We recently identified Three Crucial Considerations When Assessing Your Big Data Cloud Migration, which addressed pre-migration analysis. Today we’ll look at the bigger picture, from pre- to post-migration, to help ensure applications in the cloud perform reliably and meet their SLAs.
Pre-Migration Baseline and Workload Mapping
Migrating to the cloud without first looking at on-premises performance data is risky. If a migration is not done right, it’s more likely you’ll have to devote time, resources and money to re-engineer applications and complaints (and missed SLAs) will be inevitable. Assess your current on-premises environment carefully and look closely at what’s going on. Collect and analyze data, see how applications are performing, gauge your SLAs, and determine where there are typically usage bursts and performance dips. The only way to do that is to collect and measure actual metrics over time: Look at what’s happening for a month so you can see where the spikes are, when you are more likely to see issues, and what you need to ensure SLAs are maintained when you move to the cloud.

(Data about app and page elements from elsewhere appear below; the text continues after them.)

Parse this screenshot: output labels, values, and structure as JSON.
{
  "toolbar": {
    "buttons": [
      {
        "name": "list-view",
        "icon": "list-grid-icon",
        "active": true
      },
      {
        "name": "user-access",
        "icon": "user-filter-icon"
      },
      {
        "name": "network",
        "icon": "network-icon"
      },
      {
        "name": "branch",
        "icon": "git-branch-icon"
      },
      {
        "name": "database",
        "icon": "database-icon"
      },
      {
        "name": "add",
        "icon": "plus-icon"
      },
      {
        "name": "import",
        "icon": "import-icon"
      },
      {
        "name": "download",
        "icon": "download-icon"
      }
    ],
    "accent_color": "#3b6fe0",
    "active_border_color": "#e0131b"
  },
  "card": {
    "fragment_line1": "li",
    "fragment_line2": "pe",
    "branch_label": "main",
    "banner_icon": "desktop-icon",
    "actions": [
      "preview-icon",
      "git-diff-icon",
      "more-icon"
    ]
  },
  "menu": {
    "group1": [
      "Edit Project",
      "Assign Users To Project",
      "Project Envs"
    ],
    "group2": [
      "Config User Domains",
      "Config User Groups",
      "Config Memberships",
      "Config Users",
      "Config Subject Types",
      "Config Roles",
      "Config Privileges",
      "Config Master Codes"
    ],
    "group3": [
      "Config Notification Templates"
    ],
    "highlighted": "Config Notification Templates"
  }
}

Each cloud service provider offers various instance types and each with different compute, memory, and storage capabilities. You’ll want to analyze your baseline assessment with the various instance types to identify which workloads, with their baseline and burst levels, are best suited for static or on-demand instances based on CPU and memory requirements. These results will help you calculate costs for each workload in the various cloud providers to ensure the most cost-effective implementation of your hybrid or multi-cloud strategy.
One of the biggest cloud migration hurdles is ensuring application SLAs and performance are maintained after migrating to the cloud. Skipping this crucial step could be disastrous.
Once the migration is complete, assess the applications in the cloud and compare the performance to the results of your on-premises baseline. Collect performance metrics again once everything is in the cloud and compare the results to your original baseline assessment. This will indicate whether performance levels have been maintained in the cloud or if more work needs to be done to make improvements.
Leverage Automation and Expertise
You could do the assessment manually but it’s difficult, time-consuming, and will likely cause delays in migration. Applying automation to pre- and post-migration discovery will accelerate the process and ensure accuracy.
Pepperdata can automatically analyze and profile every workload in your cluster to accurately determine your projected cloud costs, and provide the most appropriate instance recommendations for workloads, queues, jobs, and users (learn more). We map your big data workloads to various instance types to meet SLA requirements and enable you to compare services and costs across AWS, Azure, Google Cloud, and IBM Cloud (start a free assessment here).
Additionally, if your cloud service provider is AWS, Pepperdata has partnered with the big data experts at Cloudwick to ensure migration success. Pepperdata provides Cloudwick migration services customers with a baseline of on-premises performance, maps workloads to optimal static and on-demand instances, and diagnoses any issues that may arise during migration. Once the migration is complete, Pepperdata collects and analyzes the same operational metrics from the cloud to assess performance results and validate migration success.